"It's easy for us sitting in New York to look at the market and say everyone is doing well. The reality is that a huge portion of the population is not participating in this," he said.
You wouldn't know it from Trump's tweets. He regularly brags about stocks, which have soared since his election last fall.
Of course, stocks aren't climbing just because of Trump. The economy is in good shape, which has lifted corporate profits. Unemployment is at a 16-year low, while job openings are the highest in 15 years. A stronger labor market helps even Americans who aren't invested.
And to be fair, President Obama and other presidents trumpeted the stock market, too. Obama mentioned the market in several State of the Union addresses, although he did it in the context of longer-term gains, not day-to-day records.
Younger people are less likely to benefit from the market's rise. Just 31% of people ages 18 to 29 owned stocks on average between 2009 and 2017, according to Gallup. That's down from 42% during the eight years before.
By comparison, nearly two-thirds of Americans between 30 and 64 years old own stocks.
It makes sense that younger Americans are less likely to have money in the market because they have accumulated less wealth early in their careers.
Millennials are also among the groups who tend to have less access to 401(k) or similar retirement plans, according to research from Pew Charitable Trusts.
Overall, more than a third of workers don't have access to either a defined benefit or defined contribution plan that is sponsored by their employers, the research found.

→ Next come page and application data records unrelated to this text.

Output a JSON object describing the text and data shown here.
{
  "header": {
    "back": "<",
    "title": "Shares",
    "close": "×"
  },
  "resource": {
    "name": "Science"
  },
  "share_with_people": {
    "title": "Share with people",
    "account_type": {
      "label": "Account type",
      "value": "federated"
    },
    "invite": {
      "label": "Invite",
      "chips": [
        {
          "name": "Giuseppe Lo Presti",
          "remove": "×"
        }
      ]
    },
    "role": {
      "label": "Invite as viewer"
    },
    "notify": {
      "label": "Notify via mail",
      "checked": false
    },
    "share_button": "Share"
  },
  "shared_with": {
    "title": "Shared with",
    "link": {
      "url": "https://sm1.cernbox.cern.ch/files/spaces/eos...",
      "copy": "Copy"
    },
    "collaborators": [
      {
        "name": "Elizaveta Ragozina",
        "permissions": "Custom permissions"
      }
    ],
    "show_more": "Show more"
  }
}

Young Americans' declining participation in the market may also reflect lingering scars from a formative experience of their youth: the 2008 financial crisis, which crushed countless innocent investors.
"Some younger Americans may look at what happened in 2008 and conclude, 'This isn't for me. It's too risky,'" said David Joy, chief market strategist at Ameriprise Financial.
Ironically, that same risk aversion has helped keep the market chugging higher. Persistent skepticism about the bull market has prevented the type of euphoria that in the past has inflated a bubble that ended in tears.
"It's one of the reasons this market has been able to carry one: There have been so many skeptics," said Garcia-Amaya.